BALTIMORE, MD. — The Walters Art Museum has acquired seven exceptional works of Japanese art to complement its growing collections. The paintings are by well-known Japanese painters active between the 1560s and the 1810s. The seven paintings are Sesson Shukei, “Eight Views of the Xiao and Xiang Rivers (Shosho hakkei),” circa 1860; Tawaraya Sotatsu, “Album Leaf Illustrating the Tales of Ise,” circa 1600; Sakaki Hyakusen, landscape, circa 1750; Soga Shohaku, “Orchid Pavilion,” circa 1760; Ike Taiga and Tokuyama Gyokuran, landscapes, circa 1770–1779; and Aoki Mokubei, landscape, circa 1810.
“Bringing these beautiful and important works of art to Baltimore permanently will have long-lasting significance for the museum collections,” said Robert Mintz, chief curator and Mr and Mrs Thomas Quincy Scott curator of Asian art at the Walters Art Museum. “Walters’ visitors will become familiar with works of art that played an important role in the development of the distinctive Japanese style of painting.”

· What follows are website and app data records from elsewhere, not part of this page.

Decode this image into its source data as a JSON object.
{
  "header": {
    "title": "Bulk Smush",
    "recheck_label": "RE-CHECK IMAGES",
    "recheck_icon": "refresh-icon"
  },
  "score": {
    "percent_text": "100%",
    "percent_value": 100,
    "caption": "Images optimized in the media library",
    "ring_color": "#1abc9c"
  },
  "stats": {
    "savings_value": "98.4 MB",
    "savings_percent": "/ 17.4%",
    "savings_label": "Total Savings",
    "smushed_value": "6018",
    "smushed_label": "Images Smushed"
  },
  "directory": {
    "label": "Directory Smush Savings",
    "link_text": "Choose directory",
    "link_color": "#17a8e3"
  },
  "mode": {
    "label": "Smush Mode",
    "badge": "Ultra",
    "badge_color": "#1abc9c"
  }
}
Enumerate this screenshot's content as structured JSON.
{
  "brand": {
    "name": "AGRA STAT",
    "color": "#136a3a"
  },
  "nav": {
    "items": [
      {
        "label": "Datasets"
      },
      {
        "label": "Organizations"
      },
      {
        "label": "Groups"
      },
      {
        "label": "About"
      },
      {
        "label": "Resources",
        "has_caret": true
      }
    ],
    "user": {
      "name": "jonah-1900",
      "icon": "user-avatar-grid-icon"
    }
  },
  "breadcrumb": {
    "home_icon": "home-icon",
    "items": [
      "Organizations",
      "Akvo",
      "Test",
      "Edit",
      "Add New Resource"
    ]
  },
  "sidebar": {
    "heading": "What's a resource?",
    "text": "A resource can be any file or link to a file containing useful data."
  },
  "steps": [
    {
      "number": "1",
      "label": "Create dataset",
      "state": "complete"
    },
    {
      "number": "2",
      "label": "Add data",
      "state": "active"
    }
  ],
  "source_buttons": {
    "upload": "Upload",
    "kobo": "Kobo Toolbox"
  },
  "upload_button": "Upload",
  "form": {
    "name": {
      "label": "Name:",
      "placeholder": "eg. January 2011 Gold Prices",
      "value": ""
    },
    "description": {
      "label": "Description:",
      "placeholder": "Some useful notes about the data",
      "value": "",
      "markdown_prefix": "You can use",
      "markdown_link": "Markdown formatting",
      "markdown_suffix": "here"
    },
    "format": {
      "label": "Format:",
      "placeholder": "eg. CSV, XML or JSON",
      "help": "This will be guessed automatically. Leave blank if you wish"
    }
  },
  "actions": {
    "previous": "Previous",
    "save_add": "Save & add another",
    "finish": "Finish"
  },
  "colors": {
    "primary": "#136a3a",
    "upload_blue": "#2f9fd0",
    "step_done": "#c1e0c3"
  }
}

Among the seven paintings are an extremely rare Sixteenth Century handscroll depicting the “Eight Views of the Xiao and Xiang Rivers” by the famous Zen ink painter Sesson Shukei (1504–1589) and an equally unusual and important\album leaf by the painter Tawaraya Sotatsu (painted between 1602 and 1635). The two works are by artists whose lives and paintings inspired many generations of later artists.
Equally significant are landscapes by Sakaki Hyakusen (1697–1752) and Aoki Mokubei (1767–1833). These scrolls are examples of Japan’s creative spirit at work as they reveal both a traditional approach to painting and reveal a glimpse of the Japanese avant-garde. In these paintings, viewers can clearly see the personalities of the painters and feel their expression as it unfolds across the painted surface.
The paintings will go on view later in 2014.
The Walters Art Museum is at 600 North Charles Street. For information, 410-547-9000 or www.thewalters.org.